As for customization, you get a CPI toggle button which will allow changes from 400, 800, 1600, and 3200CPI. You can assign the different profiles in the SteelSeries Engine, and you can also adjust the polling rate from 125, 250, 500, and 1000Hz. Unlike the Kana, only 3200CPI is interpolated and pretty much unusable. I would stick to 400 and 800CPI for best performance, but 1600CPI is a viable option.
The “v2” signifies much more than just an external redesign, there are different workings internally that makes this mouse an improvement over the original Kinzu. Both Kinzu v2, and Kinzu v2 Pro use the same sensor, which is a variant of the Kana.
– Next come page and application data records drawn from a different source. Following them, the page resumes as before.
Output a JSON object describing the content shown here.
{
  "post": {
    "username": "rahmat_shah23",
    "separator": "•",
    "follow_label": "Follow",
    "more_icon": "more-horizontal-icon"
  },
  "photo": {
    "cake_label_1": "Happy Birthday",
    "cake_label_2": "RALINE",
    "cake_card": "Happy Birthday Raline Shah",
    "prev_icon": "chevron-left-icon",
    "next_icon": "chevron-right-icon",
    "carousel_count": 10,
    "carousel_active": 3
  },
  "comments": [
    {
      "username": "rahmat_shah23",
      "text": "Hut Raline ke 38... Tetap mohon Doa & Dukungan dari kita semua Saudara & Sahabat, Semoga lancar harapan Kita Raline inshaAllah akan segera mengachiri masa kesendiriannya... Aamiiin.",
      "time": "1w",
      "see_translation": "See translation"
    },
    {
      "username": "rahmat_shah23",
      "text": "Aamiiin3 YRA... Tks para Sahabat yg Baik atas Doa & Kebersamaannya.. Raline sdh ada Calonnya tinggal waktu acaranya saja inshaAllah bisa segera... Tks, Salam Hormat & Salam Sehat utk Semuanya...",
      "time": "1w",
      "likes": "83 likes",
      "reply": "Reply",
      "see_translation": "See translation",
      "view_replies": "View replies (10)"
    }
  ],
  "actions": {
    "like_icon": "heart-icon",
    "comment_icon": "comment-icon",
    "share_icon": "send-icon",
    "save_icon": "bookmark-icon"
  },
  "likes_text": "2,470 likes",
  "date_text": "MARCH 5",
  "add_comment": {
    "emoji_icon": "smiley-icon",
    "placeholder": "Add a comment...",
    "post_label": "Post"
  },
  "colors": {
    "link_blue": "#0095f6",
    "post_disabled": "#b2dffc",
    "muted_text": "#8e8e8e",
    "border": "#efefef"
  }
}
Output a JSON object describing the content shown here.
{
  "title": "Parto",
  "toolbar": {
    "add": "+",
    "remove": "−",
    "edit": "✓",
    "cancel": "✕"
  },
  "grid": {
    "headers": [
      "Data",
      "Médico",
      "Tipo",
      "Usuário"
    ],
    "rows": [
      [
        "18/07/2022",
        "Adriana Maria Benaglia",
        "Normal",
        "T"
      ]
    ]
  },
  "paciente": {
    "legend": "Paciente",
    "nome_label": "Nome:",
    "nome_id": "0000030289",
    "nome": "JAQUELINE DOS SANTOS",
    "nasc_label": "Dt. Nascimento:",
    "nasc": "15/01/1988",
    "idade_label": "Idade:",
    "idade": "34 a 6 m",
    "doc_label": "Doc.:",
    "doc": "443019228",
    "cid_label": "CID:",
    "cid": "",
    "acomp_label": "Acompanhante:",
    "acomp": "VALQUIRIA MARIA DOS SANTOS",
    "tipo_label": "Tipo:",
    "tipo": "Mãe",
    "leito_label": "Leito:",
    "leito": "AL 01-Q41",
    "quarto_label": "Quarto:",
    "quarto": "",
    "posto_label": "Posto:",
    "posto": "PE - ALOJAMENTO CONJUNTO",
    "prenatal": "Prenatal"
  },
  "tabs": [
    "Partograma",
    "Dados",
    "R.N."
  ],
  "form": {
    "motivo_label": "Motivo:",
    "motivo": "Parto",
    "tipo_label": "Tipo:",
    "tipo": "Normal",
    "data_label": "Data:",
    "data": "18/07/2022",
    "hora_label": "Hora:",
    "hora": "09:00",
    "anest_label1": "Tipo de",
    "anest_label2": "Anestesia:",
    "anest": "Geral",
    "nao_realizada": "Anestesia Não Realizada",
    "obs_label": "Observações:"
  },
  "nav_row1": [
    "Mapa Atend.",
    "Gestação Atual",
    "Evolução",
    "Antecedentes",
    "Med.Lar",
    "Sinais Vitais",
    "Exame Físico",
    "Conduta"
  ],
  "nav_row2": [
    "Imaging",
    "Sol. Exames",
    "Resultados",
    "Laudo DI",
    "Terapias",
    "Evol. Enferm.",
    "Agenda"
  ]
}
Unfortunately the performance is less on the Kinzu v2 than the Kana. It’s clear this is SteelSeries’ lower mouse when it comes to performance and size.
I’ve updated to the latest firmware, just to make sure I will get the same experience as the customer, and this sensor is not particularly fond of multi-colored mouse pads. Plain mouse pads have a higher malfunction speed, and do not have the bug that is associated with multi-colored mouse pads. If you swipe past the malfunction speed, instead of hitting massive negative acceleration, your crosshair or pointer will shoot to the sky. This does not happen with a regular black mouse pad, like a QcK. It only happens with the team QcK+ mouse pads, like the Fnatic or NaVi mouse pad.
I regularly use the NaVi QcK+ mouse pad, and this proved to be an issue with the Kinzu v2 and a lower sensitivity. While deathmatching, I often found myself shooting to the sky when flicking a lot. This doesn’t bother me too much, because I’ve played Counter-Strike long enough that you don’t have to position yourself the same way you would in a deathmatch. However, that is not to mask the flaw here, which is clearly apparent. With the Enotus mouse test program, I achieved an average of 2.47m/s or 97.24in/s. That is not the perfect control speed, it’s the malfunction speed. I would say the perfect control speed is within 60-70in/s. This is within the range of SteelSeries’ 65in/s claim, which is well within target to be deemed acceptable. Oddly, like the Kana, I couldn’t achieve a true 1000Hz, but was stuck at 964Hz and couldn’t go past that mark.
The accuracy is pretty nice, but the sensor only supports 3600FPS, which is quite low compared to some of the new mice out there. If you play at the suggest CPI levels, you will have no accuracy issues whatsoever. There is very little prediction, if any at all, which is a complete reversal from the original Kinzu which had a massive amount of prediction.
There is a pixel jumping bug associated with this sensor, but with the latest firmware it has vanished on all of the settings I tried. It’s nice to know SteelSeries kept this mouse updated, since it’s one of my favorite mouses of all time.
It’s clear SteelSeries has deemed this mouse number three out of six that they offer. First is the Sensei, Kana, Kinzu v2 Pro, Kinzu v2, Ikari Optical, and Ikari Laser. Though, one could argue that there are better features on the Kinzu v2 Pro than the Kana, but with a lesser sensor that is all speculation. Where some features thrive, others have been purposely tuned down. As a consumer, again, I am confused with how SteelSeries decides to placer features in certain mice, and bog down other features in the same mouse. Regardless, the Kinzu v2 Pro is an incredible mouse. Its design is simple and perfect. The mouse feet are teflon and quick. The switches are Omron and sensitive.
This mouse is perfect for the RTS player or an FPS player. There are no side buttons, so communication will have be sought after in a different way, like mouse 3. I would not recommend this mouse if you communicate a lot, since it’s difficult to without side buttons. If you use a multi-colored mouse pad, with a medium to low sensitivity, this mouse is unusable for you.